Congressman Chaka Fattah: Leader, Funder, Activist
Recognizing how crucial Philadelphia is as a locus of HIV/AIDS infection and prevention, U.S. Rep. Chaka Fattah has been fighting on behalf of HIV-positive individuals and against the spread of the disease for nearly three decades, ever since he served in the Pennsylvania Legislature. Now as a senior member of the all-powerful Appropriations Committee in the U.S. House of Representatives--which is responsible for the spending of more than $1 trillion--Fattah is in a unique position to do more than almost anyone else in the nation to direct resources to key factions in the battle against the disease.
What deciding moment occurred in your life that made you become committed to this issue?
There is no seminal moment that I recall, no loss of a dear friend, no personal catastrophic event that catapulted me into the fight against HIV/AIDS. Rather, it was the growing awareness and identification of the disease in the early 1980s that captured my attention as well as the attention of the nation. During my 12-year tenure in the Pennsylvania state Legislature, I sponsored or co-sponsored 12 bills providing for the education, treatment and counseling of those diagnosed with HIV/AIDS.
What HIV-related activities are taking place in your district back home that you feel particularly strongly about?
Philadelphia has played a critical role since the beginning of the epidemic, both in HIV/AIDS advocacy and patient care.
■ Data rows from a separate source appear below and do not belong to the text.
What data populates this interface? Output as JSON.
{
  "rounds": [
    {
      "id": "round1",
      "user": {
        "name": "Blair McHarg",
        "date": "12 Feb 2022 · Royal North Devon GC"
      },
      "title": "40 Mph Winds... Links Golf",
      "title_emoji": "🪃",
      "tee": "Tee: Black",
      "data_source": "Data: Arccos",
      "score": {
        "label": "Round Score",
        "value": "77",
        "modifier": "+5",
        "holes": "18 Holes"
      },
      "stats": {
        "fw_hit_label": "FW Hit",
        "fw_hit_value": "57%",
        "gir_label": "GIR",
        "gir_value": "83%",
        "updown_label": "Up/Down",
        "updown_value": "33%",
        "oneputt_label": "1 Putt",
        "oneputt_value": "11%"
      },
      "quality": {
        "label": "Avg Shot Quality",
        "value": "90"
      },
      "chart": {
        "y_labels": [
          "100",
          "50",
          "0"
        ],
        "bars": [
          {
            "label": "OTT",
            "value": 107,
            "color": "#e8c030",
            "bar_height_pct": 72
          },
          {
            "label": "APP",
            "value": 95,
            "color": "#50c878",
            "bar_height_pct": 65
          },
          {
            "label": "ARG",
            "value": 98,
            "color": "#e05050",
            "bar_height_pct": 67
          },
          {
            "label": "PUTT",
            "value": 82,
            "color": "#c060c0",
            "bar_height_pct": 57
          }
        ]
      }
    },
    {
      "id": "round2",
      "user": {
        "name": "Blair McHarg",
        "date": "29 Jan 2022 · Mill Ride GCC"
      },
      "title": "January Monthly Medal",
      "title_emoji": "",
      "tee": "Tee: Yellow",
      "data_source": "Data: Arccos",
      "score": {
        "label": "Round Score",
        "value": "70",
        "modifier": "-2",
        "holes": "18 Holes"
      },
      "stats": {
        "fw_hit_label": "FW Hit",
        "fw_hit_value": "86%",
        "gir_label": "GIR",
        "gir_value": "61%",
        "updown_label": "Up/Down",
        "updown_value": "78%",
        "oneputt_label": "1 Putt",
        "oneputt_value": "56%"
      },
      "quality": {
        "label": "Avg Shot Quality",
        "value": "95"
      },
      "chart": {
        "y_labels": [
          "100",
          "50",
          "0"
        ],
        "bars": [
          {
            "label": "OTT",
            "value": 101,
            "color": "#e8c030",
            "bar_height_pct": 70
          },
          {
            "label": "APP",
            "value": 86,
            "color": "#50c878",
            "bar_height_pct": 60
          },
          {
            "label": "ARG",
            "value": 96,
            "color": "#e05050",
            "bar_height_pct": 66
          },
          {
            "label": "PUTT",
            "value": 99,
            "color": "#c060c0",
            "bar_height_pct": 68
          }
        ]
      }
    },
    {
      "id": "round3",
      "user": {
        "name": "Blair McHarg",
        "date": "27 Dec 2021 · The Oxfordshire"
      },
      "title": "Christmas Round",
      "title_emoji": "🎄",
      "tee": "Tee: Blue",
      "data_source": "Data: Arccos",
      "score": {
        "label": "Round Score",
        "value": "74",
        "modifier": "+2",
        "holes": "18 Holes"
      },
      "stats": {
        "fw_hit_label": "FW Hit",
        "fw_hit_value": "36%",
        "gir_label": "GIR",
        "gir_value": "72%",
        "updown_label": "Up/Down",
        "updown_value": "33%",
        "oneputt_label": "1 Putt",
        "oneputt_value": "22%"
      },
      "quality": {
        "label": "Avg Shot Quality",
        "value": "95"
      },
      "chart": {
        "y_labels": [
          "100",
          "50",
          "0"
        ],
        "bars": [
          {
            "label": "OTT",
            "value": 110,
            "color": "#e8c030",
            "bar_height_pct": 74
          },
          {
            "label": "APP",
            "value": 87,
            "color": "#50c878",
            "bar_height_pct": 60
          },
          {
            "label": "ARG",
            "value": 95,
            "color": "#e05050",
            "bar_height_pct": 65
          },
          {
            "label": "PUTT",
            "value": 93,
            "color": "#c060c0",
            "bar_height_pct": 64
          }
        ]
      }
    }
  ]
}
Thirty years later, we still have a strong system of providers and support services working with the HIV-positive community, and advocates and educators seeking to prevent new infections. While there are still far too many new infections every year, and too many people who aren't connected to care as soon as they need it, I'm proud of the work Philadelphians are doing to help end AIDS.
What HIV-related advocacy are you involved in on Capitol Hill?
In my role on the Appropriations Committee, I have been supporting funding for Ryan White, the Minority AIDS Initiative, the Housing Opportunities for People With AIDS program and comprehensive sexuality education. Beyond appropriations, I've been working with the Congressional Black Caucus on health disparities, the National HIV/AIDS Strategy and other legislation to protect and support people with HIV/AIDS and stop the transmission of the virus.
What do you think needs to happen to end the epidemic in Black America?
Critical to fighting any disease is access to good health care. In the African American community and every community, positive Americans need not only health care but supportive services and education. This is a disease that overwhelmingly disproportionately targets communities facing other health disparities and marginalization.
We need a comprehensive approach that values every person's life and empowers them to live healthily and make choices that enable them to fulfill their potential. That said, we need to acknowledge the amazing success we have had in drug research, civil rights protections and destigmatization. There's still a lot of work yet to do, but I believe we're headed in the right direction.
What concerns do you have about how the challenges to health reform might affect people with HIV/AIDS?
Efforts to undermine health reform are disastrous for African Americans, working families, people with chronic diseases, people who may someday develop or contract a chronic disease, old people and young people. While we will continue to need services that are specifically targeted, people living with HIV/AIDS need access to the full range of health services. As we have seen when effective and efficient programs are taken away, infection rates go up and the overall quality of life goes down.
Nick Chiles is a Pulitzer Prize-winning journalist and a New York Times best-selling author.